- Post-Forb/Legume Weed Control: After the forbs and/or legumes have been seeded there is no ability to chemically control weeds at this point without damaging the forbs and/or legumes. Your weed control abilities now shift to mechanical methods of weed control. For example: shredding, mowing, hoeing, and/or individual plant removal are the required methods for controlling weeds. Once the plants are established a pre-emergent herbicide such as trifuralin may be applied to prevent future broadleaf weed pressure. Follow label recommendations for chemical applications rates and methods.
HOW TO IRRIGATE NATIVE PLANT STANDS
After planting, begin irrigation by filling the soil profile to field capacity and depending on weather conditions, water once or twice a day to maintain adequate moisture for a three week period. After the seedlings have germinated and an acceptable seedling density has been achieved, water once or twice a week until the stand is fully established. At 65°F, most native species will germinate in 10-14 days.
HOW TO FERTILIZE NATIVE PLANT STANDS

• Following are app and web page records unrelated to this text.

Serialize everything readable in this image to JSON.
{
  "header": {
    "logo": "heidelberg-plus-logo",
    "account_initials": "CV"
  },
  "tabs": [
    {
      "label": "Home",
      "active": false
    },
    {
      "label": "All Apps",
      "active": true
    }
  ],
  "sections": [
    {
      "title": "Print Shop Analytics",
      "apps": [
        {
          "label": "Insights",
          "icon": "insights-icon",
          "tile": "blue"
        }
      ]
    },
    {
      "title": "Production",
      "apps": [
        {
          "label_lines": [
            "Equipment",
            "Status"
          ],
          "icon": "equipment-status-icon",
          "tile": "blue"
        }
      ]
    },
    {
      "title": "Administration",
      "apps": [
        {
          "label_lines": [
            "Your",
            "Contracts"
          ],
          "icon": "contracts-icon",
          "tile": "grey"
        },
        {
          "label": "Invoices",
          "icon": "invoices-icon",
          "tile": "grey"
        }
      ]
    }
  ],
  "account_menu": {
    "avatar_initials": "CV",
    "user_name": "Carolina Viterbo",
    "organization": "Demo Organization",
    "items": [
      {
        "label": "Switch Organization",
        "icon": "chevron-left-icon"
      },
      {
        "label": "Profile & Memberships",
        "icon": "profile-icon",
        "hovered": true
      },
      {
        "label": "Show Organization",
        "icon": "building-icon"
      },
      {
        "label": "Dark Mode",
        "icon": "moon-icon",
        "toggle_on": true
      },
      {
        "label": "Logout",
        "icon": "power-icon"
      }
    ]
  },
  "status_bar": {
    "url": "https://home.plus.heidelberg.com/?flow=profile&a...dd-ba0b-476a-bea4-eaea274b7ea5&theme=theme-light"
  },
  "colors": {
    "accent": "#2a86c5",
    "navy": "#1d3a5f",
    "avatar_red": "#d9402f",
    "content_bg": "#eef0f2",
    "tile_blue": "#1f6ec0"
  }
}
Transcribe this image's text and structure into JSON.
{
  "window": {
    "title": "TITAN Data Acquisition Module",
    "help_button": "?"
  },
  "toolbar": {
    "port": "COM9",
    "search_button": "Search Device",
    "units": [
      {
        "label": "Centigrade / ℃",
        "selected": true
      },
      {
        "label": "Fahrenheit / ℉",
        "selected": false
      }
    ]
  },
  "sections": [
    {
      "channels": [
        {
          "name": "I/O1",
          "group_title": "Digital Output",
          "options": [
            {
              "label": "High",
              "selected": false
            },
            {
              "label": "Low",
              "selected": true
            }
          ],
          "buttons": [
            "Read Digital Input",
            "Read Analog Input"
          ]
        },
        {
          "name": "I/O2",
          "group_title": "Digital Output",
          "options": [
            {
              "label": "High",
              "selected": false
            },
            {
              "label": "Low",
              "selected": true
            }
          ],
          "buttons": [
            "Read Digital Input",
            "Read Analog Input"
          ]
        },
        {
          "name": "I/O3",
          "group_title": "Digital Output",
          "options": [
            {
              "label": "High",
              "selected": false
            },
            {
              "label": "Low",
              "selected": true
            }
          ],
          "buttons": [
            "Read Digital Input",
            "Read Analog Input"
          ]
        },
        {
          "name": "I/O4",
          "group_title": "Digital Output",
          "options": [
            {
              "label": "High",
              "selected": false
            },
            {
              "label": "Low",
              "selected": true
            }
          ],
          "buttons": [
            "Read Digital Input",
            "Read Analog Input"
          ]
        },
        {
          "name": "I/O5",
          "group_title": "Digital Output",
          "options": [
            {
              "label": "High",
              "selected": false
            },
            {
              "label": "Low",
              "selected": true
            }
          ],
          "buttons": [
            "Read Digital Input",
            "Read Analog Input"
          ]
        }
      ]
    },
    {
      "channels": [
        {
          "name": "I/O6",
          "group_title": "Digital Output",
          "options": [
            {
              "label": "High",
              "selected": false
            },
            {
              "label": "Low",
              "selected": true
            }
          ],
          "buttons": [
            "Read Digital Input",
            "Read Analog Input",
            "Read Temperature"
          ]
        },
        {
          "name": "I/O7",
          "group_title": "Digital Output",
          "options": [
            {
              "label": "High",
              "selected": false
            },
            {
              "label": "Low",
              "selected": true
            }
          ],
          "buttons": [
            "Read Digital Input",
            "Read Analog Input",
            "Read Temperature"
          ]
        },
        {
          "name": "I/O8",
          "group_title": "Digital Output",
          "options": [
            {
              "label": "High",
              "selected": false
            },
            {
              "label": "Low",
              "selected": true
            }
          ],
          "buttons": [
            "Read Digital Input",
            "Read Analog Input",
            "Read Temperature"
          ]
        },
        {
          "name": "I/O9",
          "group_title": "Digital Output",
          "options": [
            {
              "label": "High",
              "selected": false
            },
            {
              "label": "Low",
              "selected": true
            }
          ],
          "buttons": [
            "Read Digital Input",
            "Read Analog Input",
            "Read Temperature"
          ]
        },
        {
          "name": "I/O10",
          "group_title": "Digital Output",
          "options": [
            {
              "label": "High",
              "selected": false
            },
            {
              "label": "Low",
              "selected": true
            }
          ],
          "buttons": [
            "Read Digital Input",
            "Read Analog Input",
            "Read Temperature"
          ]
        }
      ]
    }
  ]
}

Due to a potential increase in weed pressure we do notrecommend applying fertilizer at seeding. If a soil test has been conducted, apply post-establishment fertilizer at the recommended rate. If tests have not been conducted apply 2 pounds of nitrogen and 1 pound of phosphate per 1,000 square feet at six to eight weeks of age.
[avatar user=”Rhett Kerby” size=”thumbnail” align=”left”]by Rhett Kerby, M.S.[/avatar]